5) Pure Mode: Distraction is the enemy of safe and fast driving, which is why too many screens (or screen real estate) is the enemy. If you're going to drive an internal combustion car on a racetrack, you want a tachometer and a speedo. If you have to ask why, you've never raced. In an EV, the tach is unnecessary. What does the Taycan offer for spirited driving? Pure Mode, which blacks out everything except the speedo, dead center in the driver's line of sight. How many years has Tesla offered their awesome Performance package without offering a Pure Mode? Too many. Of course, it's very likely that by the time you're reading this, Musk will have pushed out an OTA update adding exactly that. He's that kind of guy.

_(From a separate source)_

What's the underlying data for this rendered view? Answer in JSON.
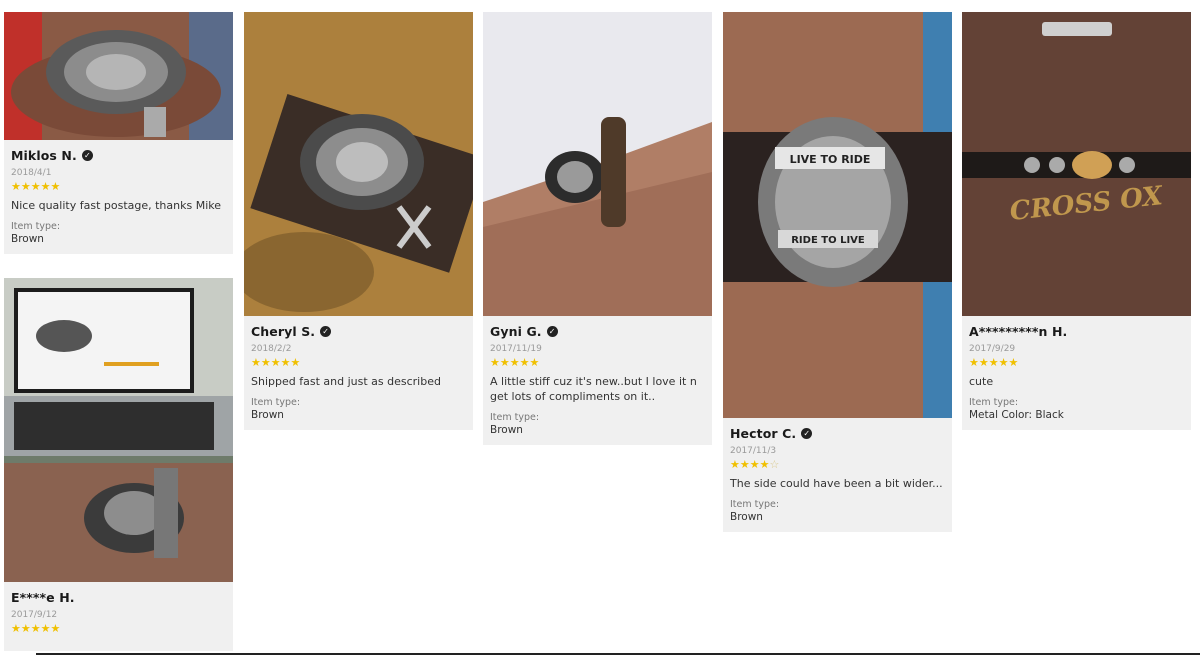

4) Personalization: Porsche owns this, and has owned it since long before Tesla was a company. Personalization is what Porsche does. Tesla? There are basically no options other than "Full Self-Driving Capability," five colors and a few wheel choices. The upside of such minimalism is there is no possibility of producing a color combo in bad taste. The rest is downside, because modern consumers demand individuality and differentiation, which you get with the Tesla brand, but not within it.

Here are your Tesla options:

Tesla
Tesla

After that, it's yes or no to "Full Self-Driving" Capability. That's it.

Now let's check out the Porsche Taycan. If you haven't played with the Porsche Configurator, prepare to go down the rabbit hole:

Porsche
Porsche
Porsche
Porsche

Exterior paint isn't where Porsche options end. It's where Porsche starts. Here are your sub-menus:

Porsche

There are hundreds, if not thousands of Taycan customization options. When you're spending Taycan money, this is what it should be. It is very, very expensive to go this route, but personalization is the key to Porsche's profitability.

3) The next Taycan: A longer-range Taycan is almost certainly coming in 2020, and like they always do, Porsche will price it far below the halo versions. If price matters—and Porsche's history suggests it doesn't—I'm guessing you'll be able to get into a base LR Taycan starting at about $100,000. Pure speculation, of course.

2) Tesla's latest Model S has 370 (EPA-rated) miles of range, and a 400-mile S is allegedly coming. It's unclear whether they will refresh the interior to resemble the cheaper Model 3. If they do, they'll lose my favorite thing about the S, which is the large and dynamic situational awareness display, which I've never seen duplicated outside of Tesla. I hope they keep it.

1) NOISE: All those people who say electric vehicles are too quiet, and therefore have no soul? Guess what? The Taycan noise is AWESOME. I'm not talking about the optional fake noise they and others are offering through the stereo system. I'm talking about the Taycan's actual drivetrain noise, which is straight out of a science fiction film. Here's a video. The raw noise starts at about 40 seconds in:

How does the Tesla Model S sound under full acceleration? Cool, but definitely more remote, like a luxury sedan should be. For electric powertrain noise that excites, you want the Taycan.

What to do? The Taycan and S are both amazing cars, representing two approaches to the state-of-the-art in electric vehicles. Which one is best? That depends on you.

Alex Roy is Director of Special Operations at Argo.AI, founder of the Human Driving Association, editor-at-large at The Drive, host of The Autonocast, co-host of /DRIVE on NBC Sports, author of The Driver, and Producer of APEX: The Secret Race Across America. He has set numerous endurance driving records, including the infamous Cannonball Run record. You can follow him on Facebook, Twitter and Instagram.